Residential Q&A


QUESTION: Are your residences actual homes, or more like school dormitories?

ANSWER: Our residences are family homes in safe neighborhoods. We work hard to make each residence a warm and welcoming “home away from home” for the children who live there. Residences are well-constructed, well-maintained single-family homes with fenced backyards, picnic tables, grills, and space for outside activities. Inside, they are neat, clean, comfortable, and homey.

Children receive round-the-clock supervision provided by caring and competent staff. Each day is designed to reflect a typical day for any child. Staff and residents work together in the kitchen, preparing and cleaning up after meals as appropriate. They play games or watch TV together in the common living areas, and have access to exercise equipment and computers.

Most residences offer shared bedrooms and bathrooms. Some single bedrooms are available, based on documented clinical needs. Our houses have alarms on all doors, and on windows if necessary, to ensure the safety of those who live there.


Q: What is the staff-to-student ratio? Is there continuity between day programs and residential life?

A: Our daytime staff-to-student ratio is 1:2; at night it is 1:4. We offer 24-hour “awake” staffing, and our overnight staff check on students every 15 minutes throughout the night. We can also provide 1:1 care, if that is a requirement of your child’s Individualized Education Program (IEP).

To help students smoothly transition into their day, our school staff arrive at the residences at 7 a.m. on weekdays to assist with typical morning routines — personal hygiene, breakfast, and transportation to school.


Q: How often will my child be able to participate in community outings?

A: Residential students have opportunities to join in community outings each week.

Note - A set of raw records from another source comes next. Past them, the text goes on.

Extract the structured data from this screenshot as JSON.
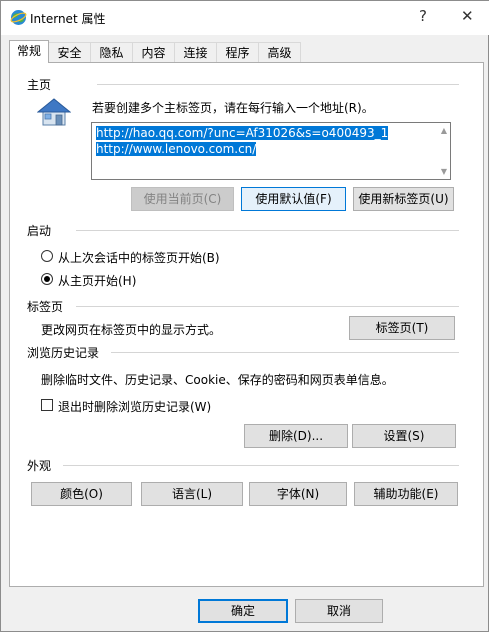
{
  "window": {
    "title": "Internet 属性",
    "help_glyph": "?",
    "close_glyph": "✕"
  },
  "tabs": [
    "常规",
    "安全",
    "隐私",
    "内容",
    "连接",
    "程序",
    "高级"
  ],
  "home": {
    "label": "主页",
    "instruction": "若要创建多个主标签页，请在每行输入一个地址(R)。",
    "urls": [
      "http://hao.qq.com/?unc=Af31026&s=o400493_1",
      "http://www.lenovo.com.cn/"
    ],
    "use_current": "使用当前页(C)",
    "use_default": "使用默认值(F)",
    "use_new_tab": "使用新标签页(U)"
  },
  "startup": {
    "label": "启动",
    "option_last_session": "从上次会话中的标签页开始(B)",
    "option_home": "从主页开始(H)",
    "selected": "option_home"
  },
  "tabs_section": {
    "label": "标签页",
    "description": "更改网页在标签页中的显示方式。",
    "button": "标签页(T)"
  },
  "history": {
    "label": "浏览历史记录",
    "description": "删除临时文件、历史记录、Cookie、保存的密码和网页表单信息。",
    "checkbox": "退出时删除浏览历史记录(W)",
    "checked": false,
    "delete": "删除(D)...",
    "settings": "设置(S)"
  },
  "appearance": {
    "label": "外观",
    "colors": "颜色(O)",
    "languages": "语言(L)",
    "fonts": "字体(N)",
    "accessibility": "辅助功能(E)"
  },
  "footer": {
    "ok": "确定",
    "cancel": "取消"
  },
  "colors": {
    "accent": "#0078d7",
    "disabled_text": "#838383"
  }
}
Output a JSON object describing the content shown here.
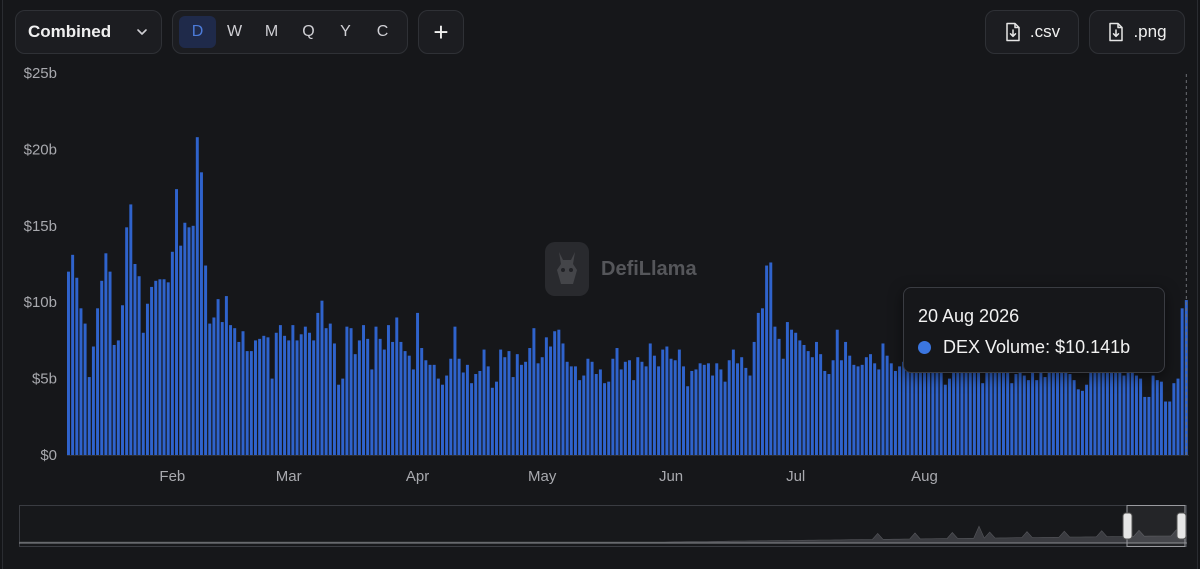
{
  "toolbar": {
    "combined_label": "Combined",
    "periods": [
      "D",
      "W",
      "M",
      "Q",
      "Y",
      "C"
    ],
    "active_period": "D",
    "plus_label": "+",
    "csv_label": ".csv",
    "png_label": ".png"
  },
  "watermark": {
    "text": "DefiLlama"
  },
  "tooltip": {
    "date": "20 Aug 2026",
    "series": "DEX Volume",
    "value": "$10.141b",
    "color": "#3b76e0"
  },
  "colors": {
    "bar": "#2f63cc",
    "accent": "#3b76e0",
    "background": "#16171a"
  },
  "chart_data": {
    "type": "bar",
    "x_start": "2026-01-07",
    "x_end": "2026-08-20",
    "x_tick_labels": [
      "Feb",
      "Mar",
      "Apr",
      "May",
      "Jun",
      "Jul",
      "Aug"
    ],
    "y_tick_labels": [
      "$0",
      "$5b",
      "$10b",
      "$15b",
      "$20b",
      "$25b"
    ],
    "ylim": [
      0,
      25
    ],
    "grid": false,
    "series": [
      {
        "name": "DEX Volume",
        "values": [
          12.0,
          13.1,
          11.6,
          9.6,
          8.6,
          5.1,
          7.1,
          9.6,
          11.4,
          13.2,
          12.0,
          7.2,
          7.5,
          9.8,
          14.9,
          16.4,
          12.5,
          11.7,
          8.0,
          9.9,
          11.0,
          11.4,
          11.5,
          11.5,
          11.3,
          13.3,
          17.4,
          13.7,
          15.2,
          14.9,
          15.0,
          20.8,
          18.5,
          12.4,
          8.6,
          9.0,
          10.2,
          8.7,
          10.4,
          8.5,
          8.3,
          7.4,
          8.1,
          6.8,
          6.8,
          7.5,
          7.6,
          7.8,
          7.7,
          5.0,
          8.0,
          8.5,
          7.8,
          7.5,
          8.5,
          7.5,
          7.9,
          8.4,
          8.0,
          7.5,
          9.3,
          10.1,
          8.3,
          8.6,
          7.3,
          4.6,
          5.0,
          8.4,
          8.3,
          6.6,
          7.5,
          8.5,
          7.6,
          5.6,
          8.4,
          7.6,
          6.9,
          8.5,
          7.4,
          9.0,
          7.4,
          6.8,
          6.5,
          5.6,
          9.3,
          7.0,
          6.2,
          5.9,
          5.9,
          5.0,
          4.6,
          5.2,
          6.3,
          8.4,
          6.3,
          5.4,
          5.9,
          4.7,
          5.3,
          5.5,
          6.9,
          5.8,
          4.4,
          4.8,
          6.9,
          6.4,
          6.8,
          5.1,
          6.6,
          5.9,
          6.1,
          7.0,
          8.3,
          6.0,
          6.4,
          7.7,
          7.1,
          8.1,
          8.2,
          7.3,
          6.1,
          5.8,
          5.8,
          4.9,
          5.2,
          6.3,
          6.1,
          5.3,
          5.6,
          4.7,
          4.8,
          6.3,
          7.0,
          5.6,
          6.1,
          6.2,
          4.9,
          6.4,
          6.1,
          5.8,
          7.3,
          6.5,
          5.8,
          6.9,
          7.1,
          6.3,
          6.2,
          6.9,
          5.8,
          4.5,
          5.5,
          5.6,
          6.0,
          5.9,
          6.0,
          5.2,
          6.0,
          5.6,
          4.8,
          6.2,
          6.9,
          6.0,
          6.4,
          5.7,
          5.2,
          7.4,
          9.3,
          9.6,
          12.4,
          12.6,
          8.4,
          7.6,
          6.3,
          8.7,
          8.2,
          8.0,
          7.5,
          7.2,
          6.8,
          6.4,
          7.4,
          6.6,
          5.5,
          5.3,
          6.2,
          8.2,
          6.2,
          7.4,
          6.5,
          5.9,
          5.8,
          5.9,
          6.4,
          6.6,
          6.0,
          5.6,
          7.3,
          6.5,
          6.0,
          5.5,
          5.8,
          6.1,
          6.8,
          7.0,
          5.9,
          6.9,
          5.9,
          7.0,
          5.9,
          6.3,
          6.2,
          4.6,
          5.0,
          6.5,
          6.0,
          7.0,
          5.8,
          6.1,
          6.3,
          5.6,
          4.7,
          5.4,
          7.5,
          6.9,
          6.8,
          6.7,
          6.3,
          4.7,
          5.3,
          7.4,
          5.2,
          4.9,
          5.6,
          4.9,
          6.0,
          5.1,
          5.5,
          6.1,
          7.1,
          6.0,
          5.8,
          5.3,
          4.9,
          4.3,
          4.2,
          4.6,
          6.1,
          7.4,
          6.3,
          5.7,
          5.9,
          6.6,
          7.8,
          5.9,
          5.2,
          6.4,
          6.5,
          5.2,
          5.0,
          3.8,
          3.8,
          5.2,
          4.9,
          4.8,
          3.5,
          3.5,
          4.7,
          5.0,
          9.6,
          10.141
        ]
      }
    ]
  }
}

They often go to parks for picnics and hikes, take trips to the zoo, see movies, visit the library, and go bowling. Many attend college and community sporting events and, on occasion, Celtics and Red Sox games! We go to retail establishments, like grocery and drug stores, to help students develop community-based skills. We also have outings to nearby restaurants to practice social skills and, just as importantly, to have fun together!

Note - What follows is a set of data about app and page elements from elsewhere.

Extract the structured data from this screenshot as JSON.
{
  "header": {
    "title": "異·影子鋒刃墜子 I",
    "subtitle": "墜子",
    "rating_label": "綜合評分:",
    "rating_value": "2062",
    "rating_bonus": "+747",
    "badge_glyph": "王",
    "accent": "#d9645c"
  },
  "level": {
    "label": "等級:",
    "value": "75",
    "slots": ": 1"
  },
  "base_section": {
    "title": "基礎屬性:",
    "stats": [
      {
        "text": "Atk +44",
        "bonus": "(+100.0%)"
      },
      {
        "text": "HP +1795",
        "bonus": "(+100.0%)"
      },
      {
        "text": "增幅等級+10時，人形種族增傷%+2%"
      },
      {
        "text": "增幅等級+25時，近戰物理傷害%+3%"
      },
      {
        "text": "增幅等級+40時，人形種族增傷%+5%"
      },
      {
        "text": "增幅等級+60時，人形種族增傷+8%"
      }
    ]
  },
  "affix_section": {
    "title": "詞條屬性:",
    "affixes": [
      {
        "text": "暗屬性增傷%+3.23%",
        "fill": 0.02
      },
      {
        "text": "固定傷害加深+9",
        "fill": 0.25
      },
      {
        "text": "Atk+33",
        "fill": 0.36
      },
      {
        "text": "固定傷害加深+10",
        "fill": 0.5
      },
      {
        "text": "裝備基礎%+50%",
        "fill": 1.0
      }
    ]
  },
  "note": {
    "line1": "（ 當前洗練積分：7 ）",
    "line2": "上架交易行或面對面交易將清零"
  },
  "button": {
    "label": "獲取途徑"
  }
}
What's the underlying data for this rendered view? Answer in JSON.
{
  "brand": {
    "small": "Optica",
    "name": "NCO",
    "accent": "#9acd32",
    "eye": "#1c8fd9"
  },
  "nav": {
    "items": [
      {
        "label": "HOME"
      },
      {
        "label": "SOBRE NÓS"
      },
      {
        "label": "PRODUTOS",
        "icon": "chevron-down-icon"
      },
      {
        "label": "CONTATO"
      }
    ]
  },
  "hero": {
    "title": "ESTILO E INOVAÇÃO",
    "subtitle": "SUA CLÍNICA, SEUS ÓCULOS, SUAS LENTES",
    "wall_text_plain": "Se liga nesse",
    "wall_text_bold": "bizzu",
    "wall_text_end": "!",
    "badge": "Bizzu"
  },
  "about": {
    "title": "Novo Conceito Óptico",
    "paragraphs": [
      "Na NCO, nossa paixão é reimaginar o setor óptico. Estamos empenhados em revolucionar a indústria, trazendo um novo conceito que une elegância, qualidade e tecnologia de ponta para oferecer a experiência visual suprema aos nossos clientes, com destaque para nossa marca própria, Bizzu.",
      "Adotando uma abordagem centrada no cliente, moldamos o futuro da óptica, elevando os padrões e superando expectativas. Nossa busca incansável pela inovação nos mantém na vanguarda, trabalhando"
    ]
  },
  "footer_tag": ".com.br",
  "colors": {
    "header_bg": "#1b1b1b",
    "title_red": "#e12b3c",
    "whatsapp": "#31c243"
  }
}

Q: How often can I visit my child? What kind of support is available for families?

A: You are always welcome! We have an open door/open visit policy. We do recommend that you make an appointment or select certain days or times to ensure your child is at home and available. Over time, many families get to know each other and spend time together, helping create an even more family friendly environment for the children.

During our designated home weekends each month, many students visit their family homes. On these weekends, a member of our Family Services staff is always on-call to provide support to families, should any questions or issues arise.

To help ensure continuity between home/school/residence, we offer free family training sessions and parent support groups. Each student has a case manager who provides the family with regular updates, and each family has its own Family Services representative.


Q: Can you help my child become more independent?

A: We focus on skill-building, quality of life, and enhanced independence for all the students in our care. Our residential services help students learn, strengthen, and generalize their independent living skills such as dressing, bathing, brushing teeth, and pitching in with household chores.

We also recognize the importance of helping students develop leisure skills and making sure they have their own personal time. While encouraging students to become more independent, our staff continuously provides support and supervision to ensure that each child’s unique needs are met.


Q: I know my son works on his IEP goals in the classroom, but will he be able to work on them in the residence too?

A: Absolutely. Each residence provides another location and many additional opportunities for us to continue to address students’ IEP goals. Some IEP goals — such as daily living and communication (speech and language) skills — can be addressed in the residences. Others — such as banking, purchasing, and safety skills — are addressed during community outings.

All staff members receive comprehensive and ongoing training, and all are supervised by highly qualified professionals. Whether we are working with our students in the school or residential setting, we use the same evidence-based techniques of applied behavior analysis (ABA).


Q: Are there on-site medical services at the residences?

A: Yes. To meet the medical needs of our students, we have a residential nursing staff, a nurse on-call system, and consulting physicians. On weekdays, one nurse is on duty until 10 p.m. to provide medical support to the residences. At other times, an on-call nurse is available 24 hours a day. A pediatrician and a consulting psychiatrist visit the school on a regular basis.


Q: What will happen when my child turns 22 and must transition into adult services?

A: In Massachusetts, if a student is already receiving services through an IEP, s/he may be automatically eligible for continued adult services when s/he turns 22. You should become familiar with federal and state laws (such as Chapter 688) that govern the agencies that provide these services.

Most families who require ongoing support choose to continue their relationship with May Institute beyond graduation. These young adults transition directly into our state-of-the-art day programs, and/or our nearly 100 group homes across Massachusetts, ensuring a seamless continuum of care. If your child will be relocating to another provider in the area, we will work with the potential new placement site to schedule a visit.

We will make every effort to meet your family’s unique needs and guide you through the transition process. We will work with you every step of the way.